What you will do: From the first line to the last, print the data exactly.
══ Information supplied ══
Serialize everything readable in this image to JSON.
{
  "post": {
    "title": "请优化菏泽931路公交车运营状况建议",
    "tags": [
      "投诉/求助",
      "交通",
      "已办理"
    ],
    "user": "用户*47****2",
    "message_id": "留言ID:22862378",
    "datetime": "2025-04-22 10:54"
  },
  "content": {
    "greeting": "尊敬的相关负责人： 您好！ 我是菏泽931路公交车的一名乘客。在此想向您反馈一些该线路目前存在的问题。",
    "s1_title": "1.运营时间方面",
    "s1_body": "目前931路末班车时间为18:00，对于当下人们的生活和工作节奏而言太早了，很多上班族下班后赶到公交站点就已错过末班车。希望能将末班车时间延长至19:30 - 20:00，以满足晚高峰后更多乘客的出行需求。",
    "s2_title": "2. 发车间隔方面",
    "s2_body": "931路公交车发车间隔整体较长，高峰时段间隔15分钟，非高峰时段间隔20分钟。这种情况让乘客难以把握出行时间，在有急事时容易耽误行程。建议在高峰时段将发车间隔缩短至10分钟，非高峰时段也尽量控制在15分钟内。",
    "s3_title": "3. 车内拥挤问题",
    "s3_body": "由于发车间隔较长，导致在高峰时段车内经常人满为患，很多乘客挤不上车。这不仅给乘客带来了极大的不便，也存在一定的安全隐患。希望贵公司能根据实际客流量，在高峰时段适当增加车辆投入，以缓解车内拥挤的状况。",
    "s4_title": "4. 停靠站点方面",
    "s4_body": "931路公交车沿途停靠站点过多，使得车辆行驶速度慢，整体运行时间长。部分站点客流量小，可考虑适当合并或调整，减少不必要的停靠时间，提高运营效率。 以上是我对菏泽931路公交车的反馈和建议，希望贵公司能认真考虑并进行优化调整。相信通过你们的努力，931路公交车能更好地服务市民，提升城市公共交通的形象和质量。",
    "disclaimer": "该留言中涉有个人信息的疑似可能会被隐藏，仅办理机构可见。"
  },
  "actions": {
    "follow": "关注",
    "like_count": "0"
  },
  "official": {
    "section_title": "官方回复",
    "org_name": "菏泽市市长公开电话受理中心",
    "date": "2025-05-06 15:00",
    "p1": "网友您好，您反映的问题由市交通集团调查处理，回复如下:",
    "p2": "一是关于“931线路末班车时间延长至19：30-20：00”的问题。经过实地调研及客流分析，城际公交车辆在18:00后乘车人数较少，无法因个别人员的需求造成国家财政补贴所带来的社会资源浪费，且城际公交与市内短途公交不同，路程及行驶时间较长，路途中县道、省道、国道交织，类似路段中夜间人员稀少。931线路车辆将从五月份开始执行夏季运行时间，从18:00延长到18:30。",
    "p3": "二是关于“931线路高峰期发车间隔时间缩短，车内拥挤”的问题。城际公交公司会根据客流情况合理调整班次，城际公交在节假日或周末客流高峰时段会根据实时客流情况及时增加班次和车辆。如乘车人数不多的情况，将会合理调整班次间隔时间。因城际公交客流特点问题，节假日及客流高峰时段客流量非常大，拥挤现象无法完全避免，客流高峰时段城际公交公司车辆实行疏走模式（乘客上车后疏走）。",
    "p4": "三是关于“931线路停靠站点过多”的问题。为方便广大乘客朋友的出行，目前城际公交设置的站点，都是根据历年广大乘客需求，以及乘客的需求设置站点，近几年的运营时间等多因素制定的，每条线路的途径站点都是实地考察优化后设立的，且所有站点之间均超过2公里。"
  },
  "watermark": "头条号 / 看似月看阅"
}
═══
Solution for this exercise:
Serialize everything readable in this image to JSON.
{
  "post": {
    "title": "请优化菏泽931路公交车运营状况建议",
    "tags": [
      "投诉/求助",
      "交通",
      "已办理"
    ],
    "user": "用户*47****2",
    "message_id": "留言ID:22862378",
    "datetime": "2025-04-22 10:54"
  },
  "content": {
    "greeting": "尊敬的相关负责人： 您好！ 我是菏泽931路公交车的一名乘客。在此想向您反馈一些该线路目前存在的问题。",
    "s1_title": "1.运营时间方面",
    "s1_body": "目前931路末班车时间为18:00，对于当下人们的生活和工作节奏而言太早了，很多上班族下班后赶到公交站点就已错过末班车。希望能将末班车时间延长至19:30 - 20:00，以满足晚高峰后更多乘客的出行需求。",
    "s2_title": "2. 发车间隔方面",
    "s2_body": "931路公交车发车间隔整体较长，高峰时段间隔15分钟，非高峰时段间隔20分钟。这种情况让乘客难以把握出行时间，在有急事时容易耽误行程。建议在高峰时段将发车间隔缩短至10分钟，非高峰时段也尽量控制在15分钟内。",
    "s3_title": "3. 车内拥挤问题",
    "s3_body": "由于发车间隔较长，导致在高峰时段车内经常人满为患，很多乘客挤不上车。这不仅给乘客带来了极大的不便，也存在一定的安全隐患。希望贵公司能根据实际客流量，在高峰时段适当增加车辆投入，以缓解车内拥挤的状况。",
    "s4_title": "4. 停靠站点方面",
    "s4_body": "931路公交车沿途停靠站点过多，使得车辆行驶速度慢，整体运行时间长。部分站点客流量小，可考虑适当合并或调整，减少不必要的停靠时间，提高运营效率。 以上是我对菏泽931路公交车的反馈和建议，希望贵公司能认真考虑并进行优化调整。相信通过你们的努力，931路公交车能更好地服务市民，提升城市公共交通的形象和质量。",
    "disclaimer": "该留言中涉有个人信息的疑似可能会被隐藏，仅办理机构可见。"
  },
  "actions": {
    "follow": "关注",
    "like_count": "0"
  },
  "official": {
    "section_title": "官方回复",
    "org_name": "菏泽市市长公开电话受理中心",
    "date": "2025-05-06 15:00",
    "p1": "网友您好，您反映的问题由市交通集团调查处理，回复如下:",
    "p2": "一是关于“931线路末班车时间延长至19：30-20：00”的问题。经过实地调研及客流分析，城际公交车辆在18:00后乘车人数较少，无法因个别人员的需求造成国家财政补贴所带来的社会资源浪费，且城际公交与市内短途公交不同，路程及行驶时间较长，路途中县道、省道、国道交织，类似路段中夜间人员稀少。931线路车辆将从五月份开始执行夏季运行时间，从18:00延长到18:30。",
    "p3": "二是关于“931线路高峰期发车间隔时间缩短，车内拥挤”的问题。城际公交公司会根据客流情况合理调整班次，城际公交在节假日或周末客流高峰时段会根据实时客流情况及时增加班次和车辆。如乘车人数不多的情况，将会合理调整班次间隔时间。因城际公交客流特点问题，节假日及客流高峰时段客流量非常大，拥挤现象无法完全避免，客流高峰时段城际公交公司车辆实行疏走模式（乘客上车后疏走）。",
    "p4": "三是关于“931线路停靠站点过多”的问题。为方便广大乘客朋友的出行，目前城际公交设置的站点，都是根据历年广大乘客需求，以及乘客的需求设置站点，近几年的运营时间等多因素制定的，每条线路的途径站点都是实地考察优化后设立的，且所有站点之间均超过2公里。"
  },
  "watermark": "头条号 / 看似月看阅"
}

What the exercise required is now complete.